**WHAT YOU NEED TO DO**
Your job is to copy every line in the material containing the word "Kevin".

**PROVIDED RECORDS**

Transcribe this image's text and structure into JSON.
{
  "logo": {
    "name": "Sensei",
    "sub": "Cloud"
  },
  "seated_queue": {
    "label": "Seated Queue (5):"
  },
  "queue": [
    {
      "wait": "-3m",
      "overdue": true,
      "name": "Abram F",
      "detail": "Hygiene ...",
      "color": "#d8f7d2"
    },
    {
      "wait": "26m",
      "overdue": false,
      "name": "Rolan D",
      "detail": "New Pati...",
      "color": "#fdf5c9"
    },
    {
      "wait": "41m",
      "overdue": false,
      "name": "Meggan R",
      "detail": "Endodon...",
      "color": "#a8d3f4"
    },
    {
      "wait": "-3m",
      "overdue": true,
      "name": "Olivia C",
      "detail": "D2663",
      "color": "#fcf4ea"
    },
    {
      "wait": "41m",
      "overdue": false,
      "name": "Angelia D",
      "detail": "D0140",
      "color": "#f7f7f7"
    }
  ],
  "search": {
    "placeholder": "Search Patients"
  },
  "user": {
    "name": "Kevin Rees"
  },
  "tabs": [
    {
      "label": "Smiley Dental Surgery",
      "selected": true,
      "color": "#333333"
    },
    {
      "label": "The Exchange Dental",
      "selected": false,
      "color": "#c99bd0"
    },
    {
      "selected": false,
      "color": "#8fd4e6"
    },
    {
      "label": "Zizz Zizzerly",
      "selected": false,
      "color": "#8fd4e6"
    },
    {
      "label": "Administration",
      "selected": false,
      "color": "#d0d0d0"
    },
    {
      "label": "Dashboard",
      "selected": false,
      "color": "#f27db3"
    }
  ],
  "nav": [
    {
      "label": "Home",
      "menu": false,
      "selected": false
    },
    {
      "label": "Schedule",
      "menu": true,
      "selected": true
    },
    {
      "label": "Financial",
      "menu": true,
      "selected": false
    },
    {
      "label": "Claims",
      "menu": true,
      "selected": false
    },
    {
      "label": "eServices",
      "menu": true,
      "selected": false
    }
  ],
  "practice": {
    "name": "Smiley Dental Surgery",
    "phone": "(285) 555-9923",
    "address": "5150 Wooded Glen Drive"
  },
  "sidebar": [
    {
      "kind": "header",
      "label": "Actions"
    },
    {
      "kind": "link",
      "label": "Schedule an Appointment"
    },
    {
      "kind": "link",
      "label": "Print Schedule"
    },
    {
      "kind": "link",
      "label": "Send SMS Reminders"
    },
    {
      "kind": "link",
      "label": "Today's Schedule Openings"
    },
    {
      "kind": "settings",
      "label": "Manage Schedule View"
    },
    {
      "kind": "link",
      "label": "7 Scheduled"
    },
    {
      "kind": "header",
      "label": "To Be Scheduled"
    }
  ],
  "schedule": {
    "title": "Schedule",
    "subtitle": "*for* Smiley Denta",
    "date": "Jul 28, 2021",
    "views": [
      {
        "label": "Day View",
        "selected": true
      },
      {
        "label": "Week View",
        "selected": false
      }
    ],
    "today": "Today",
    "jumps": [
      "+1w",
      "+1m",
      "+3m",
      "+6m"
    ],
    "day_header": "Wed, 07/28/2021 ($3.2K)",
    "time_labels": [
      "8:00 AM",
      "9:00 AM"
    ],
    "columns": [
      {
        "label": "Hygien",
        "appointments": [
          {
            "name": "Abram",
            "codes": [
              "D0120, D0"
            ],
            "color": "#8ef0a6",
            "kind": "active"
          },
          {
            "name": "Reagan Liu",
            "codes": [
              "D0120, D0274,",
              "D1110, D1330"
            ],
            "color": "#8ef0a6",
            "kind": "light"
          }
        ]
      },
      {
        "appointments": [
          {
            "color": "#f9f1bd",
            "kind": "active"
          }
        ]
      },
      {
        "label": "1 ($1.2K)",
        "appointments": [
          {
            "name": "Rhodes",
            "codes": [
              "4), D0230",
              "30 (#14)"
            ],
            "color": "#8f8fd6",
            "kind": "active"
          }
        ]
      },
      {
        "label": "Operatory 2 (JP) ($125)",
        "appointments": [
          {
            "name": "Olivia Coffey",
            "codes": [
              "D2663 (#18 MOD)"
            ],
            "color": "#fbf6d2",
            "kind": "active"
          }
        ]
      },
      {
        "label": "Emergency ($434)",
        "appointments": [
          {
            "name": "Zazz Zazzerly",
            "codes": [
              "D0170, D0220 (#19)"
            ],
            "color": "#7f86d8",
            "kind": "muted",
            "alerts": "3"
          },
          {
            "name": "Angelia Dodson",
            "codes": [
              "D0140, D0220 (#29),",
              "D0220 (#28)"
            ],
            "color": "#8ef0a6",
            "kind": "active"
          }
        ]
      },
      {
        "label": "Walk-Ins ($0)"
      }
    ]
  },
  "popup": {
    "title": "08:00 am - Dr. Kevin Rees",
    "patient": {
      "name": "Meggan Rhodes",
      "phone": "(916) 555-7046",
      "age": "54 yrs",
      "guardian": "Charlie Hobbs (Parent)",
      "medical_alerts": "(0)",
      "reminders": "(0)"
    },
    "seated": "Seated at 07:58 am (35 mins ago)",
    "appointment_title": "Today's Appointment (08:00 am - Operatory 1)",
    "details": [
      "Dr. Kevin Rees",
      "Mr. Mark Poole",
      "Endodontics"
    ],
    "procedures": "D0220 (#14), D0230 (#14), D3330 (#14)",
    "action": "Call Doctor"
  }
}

**SOLUTION TO THIS EXERCISE**
    "name": "Kevin Rees"
    "title": "08:00 am - Dr. Kevin Rees",
      "Dr. Kevin Rees",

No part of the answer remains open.